¶ 14 Mother also argued below that Father was not entitled to bring a paternity action pursuant to A.R.S. § 25–803(A) because B.L. was not born out of wedlock. Although the trial court did not reach this claim, Mother has re-urged this contention on appeal as an alternative ground for upholding the trial court's ruling. Because "[w]e may uphold a judgment on grounds different from those cited by the trial court," we address this issue. Ness v. W. Sec. Life Ins. Co. , 174 Ariz. 497, 502, 851 P.2d 122, 127 (App. 1992).
¶ 15 Section 25–803(A)(2) provides that a proceeding to establish paternity may be brought by the father. In Ban v. Quigley , 168 Ariz. 196, 198–99, 812 P.2d 1014, 1016–17 (App. 1990), and R.A.J. v. L.B.V. , 169 Ariz. 92, 95, 817 P.2d 37, 40 (App. 1991), this court concluded that the term "father" in § 25–803(A)(2) includes a man who believes he is the biological father of a child. We also determined that "the marital status of the mother is irrelevant when ... the father brings the action." R.A.J. , 169 Ariz. at 95, 817 P.2d at 40 ; see Ban , 168 Ariz. at 198–99, 812 P.2d at 1016–17.
The legislature renumbered this statute, formerly A.R.S. § 12–843, in 1996. 1996 Ariz. Sess. Laws, ch. 192, § 14.
¶ 16 We acknowledge that A.R.S. § 25–806(A) states in part that "[p]aternity proceedings are commenced by the filing of a verified petition that alleges that a woman is delivered of a child or children born out of lawful wedlock." This language would suggest that paternity proceedings may not be brought for a child who is born in wedlock. And, both R.A.J. and Ban relied, in part, on a prior version of this statute with materially different language in finding that a paternity proceeding could be brought when the child was not born out of wedlock. See R.A.J. , 169 Ariz. at 94–95, 817 P.2d at 38–40 ; Ban , 168 Ariz. at 198–99, 812 P.2d at 1016–17.
¶ 17 However, in interpreting statutes, "[w]e must consider all pertinent statutory provisions ... and related statutes must be interpreted consistently and harmoniously with one another." In re Stephanie N. , 210 Ariz. 317, ¶ 17, 110 P.3d 1280, 1283 (App. 2005) (citation omitted). Section 25–803 allows maternity or paternity proceedings to be commenced by a mother or a father, and only limits the commencement of such a proceeding to a child born out of wedlock when the proceeding is brought by a "guardian, conservator, or best friend."
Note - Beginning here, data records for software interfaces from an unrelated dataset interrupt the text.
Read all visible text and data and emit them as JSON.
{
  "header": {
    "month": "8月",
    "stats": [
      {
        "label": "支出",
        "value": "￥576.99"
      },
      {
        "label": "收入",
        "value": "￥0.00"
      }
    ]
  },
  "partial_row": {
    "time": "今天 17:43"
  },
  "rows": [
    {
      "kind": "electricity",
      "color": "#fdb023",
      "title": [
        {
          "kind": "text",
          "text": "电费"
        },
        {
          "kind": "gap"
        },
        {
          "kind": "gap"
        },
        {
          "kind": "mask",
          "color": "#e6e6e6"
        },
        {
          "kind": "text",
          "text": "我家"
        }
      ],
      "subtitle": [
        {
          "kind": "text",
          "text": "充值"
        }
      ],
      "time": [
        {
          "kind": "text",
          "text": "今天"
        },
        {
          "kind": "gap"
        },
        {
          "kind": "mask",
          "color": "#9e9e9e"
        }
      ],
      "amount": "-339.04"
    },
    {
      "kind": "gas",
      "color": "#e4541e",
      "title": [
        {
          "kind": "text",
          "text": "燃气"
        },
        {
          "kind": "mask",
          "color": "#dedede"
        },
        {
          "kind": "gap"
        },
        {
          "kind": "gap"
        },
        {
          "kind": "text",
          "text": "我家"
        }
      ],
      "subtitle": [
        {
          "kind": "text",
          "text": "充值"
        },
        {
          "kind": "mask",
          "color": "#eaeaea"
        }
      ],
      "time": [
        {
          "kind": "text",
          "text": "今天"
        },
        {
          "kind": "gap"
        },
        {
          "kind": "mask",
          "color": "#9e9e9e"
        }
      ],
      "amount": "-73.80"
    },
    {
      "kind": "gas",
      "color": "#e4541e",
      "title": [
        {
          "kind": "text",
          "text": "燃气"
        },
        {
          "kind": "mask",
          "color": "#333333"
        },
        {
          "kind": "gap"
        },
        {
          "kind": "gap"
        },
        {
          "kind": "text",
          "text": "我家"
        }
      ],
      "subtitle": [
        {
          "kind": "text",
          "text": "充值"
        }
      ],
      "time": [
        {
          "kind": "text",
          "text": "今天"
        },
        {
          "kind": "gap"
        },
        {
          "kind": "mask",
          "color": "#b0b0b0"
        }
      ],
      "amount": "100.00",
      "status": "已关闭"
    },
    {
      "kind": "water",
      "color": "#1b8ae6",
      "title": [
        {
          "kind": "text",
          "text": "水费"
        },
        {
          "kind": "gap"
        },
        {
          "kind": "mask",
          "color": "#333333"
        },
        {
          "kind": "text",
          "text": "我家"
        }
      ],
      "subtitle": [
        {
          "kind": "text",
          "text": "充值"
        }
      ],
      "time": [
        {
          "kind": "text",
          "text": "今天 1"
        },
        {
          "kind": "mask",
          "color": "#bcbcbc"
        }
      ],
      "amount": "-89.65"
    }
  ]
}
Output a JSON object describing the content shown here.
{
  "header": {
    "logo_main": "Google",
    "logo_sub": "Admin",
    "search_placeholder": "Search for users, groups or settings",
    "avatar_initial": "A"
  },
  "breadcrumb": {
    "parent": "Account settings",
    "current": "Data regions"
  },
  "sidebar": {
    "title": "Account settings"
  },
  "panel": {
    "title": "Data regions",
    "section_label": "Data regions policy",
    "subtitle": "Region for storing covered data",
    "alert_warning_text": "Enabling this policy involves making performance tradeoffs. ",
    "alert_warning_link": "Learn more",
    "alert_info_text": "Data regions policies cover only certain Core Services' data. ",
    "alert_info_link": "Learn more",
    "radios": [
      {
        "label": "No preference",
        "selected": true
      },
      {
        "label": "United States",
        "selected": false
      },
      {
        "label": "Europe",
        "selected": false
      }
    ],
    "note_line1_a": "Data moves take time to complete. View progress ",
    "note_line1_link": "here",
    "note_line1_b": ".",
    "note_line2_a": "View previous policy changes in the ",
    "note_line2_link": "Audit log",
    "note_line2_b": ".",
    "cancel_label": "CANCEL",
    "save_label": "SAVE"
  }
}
¶ 18 Moreover, A.R.S. § 25–814(A)(1) establishes a presumption that a man who is married to the mother of a child when she gives birth is the father of that child, but § 25–814(C) allows that presumption to be rebutted. If a paternity proceeding could only be initiated when a child was born out of wedlock, it would be impossible in such a situation to rebut the marital presumption. And, as the court noted in Ban , if we construed § 25–806 to only allow paternity proceedings when a child is born out of wedlock, "a putative father would be unable to bring an action to establish paternity of a child born during the mother's marriage to her husband, even if the mother and the husband later separated or divorced or in the event the mother died." 168 Ariz. at 198–99, 812 P.2d at 1016–17. Accordingly, we conclude that Father is entitled to bring this paternity action pursuant to § 25–803(A)(2).
Father has also raised the issue of whether the trial court must determine that a paternity test is in B.L.'s best interest before ordering the test to be done. Because the trial court did not decide this issue, we likewise decline to resolve it.
¶ 19 For the foregoing reasons, we reverse the judgment of the trial court and remand this case for further proceedings consistent with this opinion.